18 months without cattle raids and killings in Northern Kenya after peace agreement

Turkana and Pokot tribes celebrated peace together in the end of September. Photo: John Bongei
Turkana and Pokot tribes celebrated peace together in the end of September. Photo: John Bongei

Community members in Turkana South and West Pokot rejoiced at having lived in peace for 18 months without cattle raids and killings by together celebrating the International Day of Peace in late September.

For decades Pokot and Turkana communities have been embroiled in continual conflict related to natural resources and livestock rustling. The conflict has caused deaths and destruction of property, and rendered the northwestern region marginalized, poor and forgotten.

Hundreds of lives have been lost in the conflict over land, finally prompting elders from both communities to meet and negotiate.

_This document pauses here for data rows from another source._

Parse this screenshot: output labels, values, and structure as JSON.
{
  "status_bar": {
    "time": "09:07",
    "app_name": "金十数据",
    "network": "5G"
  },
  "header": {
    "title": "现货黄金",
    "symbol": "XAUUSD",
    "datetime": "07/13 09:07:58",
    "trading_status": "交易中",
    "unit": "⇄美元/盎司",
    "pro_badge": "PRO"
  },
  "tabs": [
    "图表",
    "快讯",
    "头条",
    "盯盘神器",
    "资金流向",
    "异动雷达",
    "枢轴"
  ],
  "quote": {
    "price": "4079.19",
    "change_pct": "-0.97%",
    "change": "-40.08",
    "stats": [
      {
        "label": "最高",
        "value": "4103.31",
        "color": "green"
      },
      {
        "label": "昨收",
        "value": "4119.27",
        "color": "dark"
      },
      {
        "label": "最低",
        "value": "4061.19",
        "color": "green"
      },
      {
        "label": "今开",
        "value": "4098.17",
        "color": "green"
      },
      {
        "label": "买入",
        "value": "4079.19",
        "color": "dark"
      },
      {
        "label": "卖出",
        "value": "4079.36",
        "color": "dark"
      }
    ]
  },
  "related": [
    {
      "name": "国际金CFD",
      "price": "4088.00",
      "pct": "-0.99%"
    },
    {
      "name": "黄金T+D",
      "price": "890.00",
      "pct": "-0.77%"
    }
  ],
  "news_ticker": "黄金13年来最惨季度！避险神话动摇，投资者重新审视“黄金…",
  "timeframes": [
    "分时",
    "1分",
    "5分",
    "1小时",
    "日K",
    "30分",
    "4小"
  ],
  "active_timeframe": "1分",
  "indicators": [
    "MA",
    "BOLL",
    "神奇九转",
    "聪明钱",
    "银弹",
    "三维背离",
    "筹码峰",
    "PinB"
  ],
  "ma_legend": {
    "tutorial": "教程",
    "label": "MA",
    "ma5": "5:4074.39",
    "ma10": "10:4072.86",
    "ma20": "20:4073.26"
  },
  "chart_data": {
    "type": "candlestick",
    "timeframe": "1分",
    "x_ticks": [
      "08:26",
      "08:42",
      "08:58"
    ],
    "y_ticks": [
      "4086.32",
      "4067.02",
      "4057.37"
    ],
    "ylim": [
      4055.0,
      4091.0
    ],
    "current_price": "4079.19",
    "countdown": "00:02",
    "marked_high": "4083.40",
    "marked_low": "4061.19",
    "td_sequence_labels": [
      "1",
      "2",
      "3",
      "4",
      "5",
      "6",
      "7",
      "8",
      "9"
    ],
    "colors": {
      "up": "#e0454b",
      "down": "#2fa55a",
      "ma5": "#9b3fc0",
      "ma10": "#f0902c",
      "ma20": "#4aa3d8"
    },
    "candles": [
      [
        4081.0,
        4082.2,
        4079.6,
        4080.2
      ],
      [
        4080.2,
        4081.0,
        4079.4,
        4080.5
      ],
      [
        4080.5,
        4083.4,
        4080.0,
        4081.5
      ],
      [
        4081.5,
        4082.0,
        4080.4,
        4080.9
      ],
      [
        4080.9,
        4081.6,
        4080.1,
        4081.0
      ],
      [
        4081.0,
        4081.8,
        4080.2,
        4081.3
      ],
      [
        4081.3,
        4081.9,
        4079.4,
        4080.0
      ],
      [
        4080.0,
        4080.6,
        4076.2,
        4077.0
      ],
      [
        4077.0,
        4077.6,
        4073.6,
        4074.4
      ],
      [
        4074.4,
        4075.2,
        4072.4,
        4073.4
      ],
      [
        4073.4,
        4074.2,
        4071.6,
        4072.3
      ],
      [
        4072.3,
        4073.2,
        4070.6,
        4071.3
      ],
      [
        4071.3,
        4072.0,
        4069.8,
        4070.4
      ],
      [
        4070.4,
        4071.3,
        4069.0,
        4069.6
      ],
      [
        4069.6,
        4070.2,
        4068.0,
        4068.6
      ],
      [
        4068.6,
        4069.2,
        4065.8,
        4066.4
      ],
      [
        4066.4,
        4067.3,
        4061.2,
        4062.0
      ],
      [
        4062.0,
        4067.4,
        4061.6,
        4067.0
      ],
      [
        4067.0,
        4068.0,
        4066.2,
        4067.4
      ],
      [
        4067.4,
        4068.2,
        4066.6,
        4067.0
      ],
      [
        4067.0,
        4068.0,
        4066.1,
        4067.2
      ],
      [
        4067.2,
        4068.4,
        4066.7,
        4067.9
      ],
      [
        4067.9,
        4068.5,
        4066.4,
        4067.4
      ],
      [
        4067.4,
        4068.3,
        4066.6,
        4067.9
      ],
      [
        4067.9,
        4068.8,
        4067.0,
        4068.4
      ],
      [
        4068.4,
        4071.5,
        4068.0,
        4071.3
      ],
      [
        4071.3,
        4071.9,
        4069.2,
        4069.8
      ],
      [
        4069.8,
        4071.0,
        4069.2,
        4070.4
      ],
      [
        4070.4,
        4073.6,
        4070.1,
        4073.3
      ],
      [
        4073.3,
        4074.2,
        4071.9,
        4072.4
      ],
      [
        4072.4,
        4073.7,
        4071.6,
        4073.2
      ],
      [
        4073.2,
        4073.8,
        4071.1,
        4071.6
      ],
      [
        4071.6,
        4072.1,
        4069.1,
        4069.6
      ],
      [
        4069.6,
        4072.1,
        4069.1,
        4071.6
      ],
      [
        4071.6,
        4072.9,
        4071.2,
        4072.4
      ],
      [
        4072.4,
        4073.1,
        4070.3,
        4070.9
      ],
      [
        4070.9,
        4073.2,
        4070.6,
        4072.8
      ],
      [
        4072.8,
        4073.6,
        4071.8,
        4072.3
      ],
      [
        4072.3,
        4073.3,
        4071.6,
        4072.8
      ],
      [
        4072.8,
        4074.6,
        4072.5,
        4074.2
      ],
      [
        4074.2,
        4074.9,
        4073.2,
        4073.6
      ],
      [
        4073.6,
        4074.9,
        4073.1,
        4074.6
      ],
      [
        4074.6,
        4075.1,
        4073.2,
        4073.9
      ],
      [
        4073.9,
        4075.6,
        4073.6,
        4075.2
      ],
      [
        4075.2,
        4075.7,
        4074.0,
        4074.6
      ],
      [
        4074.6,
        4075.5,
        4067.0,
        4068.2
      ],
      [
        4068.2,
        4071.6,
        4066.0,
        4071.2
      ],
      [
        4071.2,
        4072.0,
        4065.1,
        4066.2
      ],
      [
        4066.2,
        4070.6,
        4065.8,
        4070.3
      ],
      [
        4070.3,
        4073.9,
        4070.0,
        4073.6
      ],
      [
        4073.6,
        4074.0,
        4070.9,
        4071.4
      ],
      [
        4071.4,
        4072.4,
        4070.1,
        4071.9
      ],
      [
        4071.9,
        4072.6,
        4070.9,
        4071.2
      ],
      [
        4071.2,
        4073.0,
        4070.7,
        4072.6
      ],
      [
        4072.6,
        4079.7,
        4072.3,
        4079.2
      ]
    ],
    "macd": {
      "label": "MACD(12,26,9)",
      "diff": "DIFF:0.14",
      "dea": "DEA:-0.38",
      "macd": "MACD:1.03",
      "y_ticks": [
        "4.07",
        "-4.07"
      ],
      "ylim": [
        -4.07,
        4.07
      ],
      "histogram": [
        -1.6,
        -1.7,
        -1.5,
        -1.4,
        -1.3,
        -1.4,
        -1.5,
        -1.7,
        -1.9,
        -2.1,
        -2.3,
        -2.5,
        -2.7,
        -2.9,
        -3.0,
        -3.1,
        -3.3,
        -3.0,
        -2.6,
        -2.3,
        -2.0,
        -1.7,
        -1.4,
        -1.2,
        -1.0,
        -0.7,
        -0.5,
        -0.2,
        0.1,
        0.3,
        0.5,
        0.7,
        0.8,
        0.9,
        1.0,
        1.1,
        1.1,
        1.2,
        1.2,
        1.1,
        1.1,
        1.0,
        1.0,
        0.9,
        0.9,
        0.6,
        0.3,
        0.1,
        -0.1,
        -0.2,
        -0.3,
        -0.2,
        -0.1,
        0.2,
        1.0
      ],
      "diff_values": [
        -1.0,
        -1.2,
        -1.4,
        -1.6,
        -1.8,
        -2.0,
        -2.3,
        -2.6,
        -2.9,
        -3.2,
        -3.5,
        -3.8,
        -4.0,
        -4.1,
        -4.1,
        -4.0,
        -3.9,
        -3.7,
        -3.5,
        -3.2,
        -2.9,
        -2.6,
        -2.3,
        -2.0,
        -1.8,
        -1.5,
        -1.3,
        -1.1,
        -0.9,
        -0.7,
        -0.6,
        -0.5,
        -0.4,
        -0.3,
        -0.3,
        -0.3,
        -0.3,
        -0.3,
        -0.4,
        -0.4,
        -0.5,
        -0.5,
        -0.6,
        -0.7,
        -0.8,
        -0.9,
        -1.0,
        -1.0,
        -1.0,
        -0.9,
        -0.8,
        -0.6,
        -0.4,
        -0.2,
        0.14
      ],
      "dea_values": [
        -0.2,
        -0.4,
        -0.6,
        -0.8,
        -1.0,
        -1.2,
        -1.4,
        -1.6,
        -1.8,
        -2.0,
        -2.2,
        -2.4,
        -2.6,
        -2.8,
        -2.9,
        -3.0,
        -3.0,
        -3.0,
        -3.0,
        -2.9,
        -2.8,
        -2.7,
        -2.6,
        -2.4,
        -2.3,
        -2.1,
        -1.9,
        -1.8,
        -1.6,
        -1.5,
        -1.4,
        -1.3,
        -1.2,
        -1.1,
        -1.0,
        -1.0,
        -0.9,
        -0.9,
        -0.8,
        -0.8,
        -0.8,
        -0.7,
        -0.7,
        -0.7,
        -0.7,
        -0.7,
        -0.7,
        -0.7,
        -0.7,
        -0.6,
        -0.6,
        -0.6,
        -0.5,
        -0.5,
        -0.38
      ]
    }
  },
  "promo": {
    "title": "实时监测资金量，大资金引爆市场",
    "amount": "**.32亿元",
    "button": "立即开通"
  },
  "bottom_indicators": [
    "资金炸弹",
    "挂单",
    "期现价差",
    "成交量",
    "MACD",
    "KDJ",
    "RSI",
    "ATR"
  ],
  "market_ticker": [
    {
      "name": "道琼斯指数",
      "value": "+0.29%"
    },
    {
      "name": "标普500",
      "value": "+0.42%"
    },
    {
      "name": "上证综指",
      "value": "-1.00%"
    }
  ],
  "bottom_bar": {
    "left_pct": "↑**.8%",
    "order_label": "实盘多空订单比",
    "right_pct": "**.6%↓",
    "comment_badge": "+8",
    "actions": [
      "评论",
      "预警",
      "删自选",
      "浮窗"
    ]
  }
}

The recent one and a half year old peace is one of the achievements of Finn Church Aid’s conflict resolution process in Turkana South and West Pokot under USAID and funded by REGAL-IR project.

“The prevailing peace for these two communities now enables them to trade freely and children can now go to school”, FCA peace officer John Bongei tells.

“Pokot people are able to cross the bridge to the nearest Kainuk shopping Centre to sell milk while the Turkana people are able to also cross the bridge and buy other food items or graze their livestock. “
The peace process began with conflict assessments in 2014 and utilized Inter and Intra dialogue peace meetings between Elders, Women groups, Reformed warriors, politicians and Youth to peacefully resolve the conflict.

During the peace process, FCA has identified representatives to speak on behalf of the tribes and identified major grievances to be addressed within the tribes themselves.  After that the two tribes were brought together for dialogue to address the long and outstanding conflicts.

After the talks the political leaders of the area went ahead to organise popularisation meetings of the resolutions to both communities. This resulted in a peaceful coexistence of the Turkana and Pokot communities.

However, the work is not yet done.

“My fear is that the former fighters, who are now friends, remain idle and might relapse back to violent conflict if they aren’t provided with alternative livelihood opportunities soon”, John Bongei says.

Finn Church Aid (FCA) is implementing the peace component of a larger programme “Resilience and Economic Growth in the Arid Lands – Improving Resilience” (REGAL-IR) by the consortium led by Adeso, African Development Solutions and funded by USAID.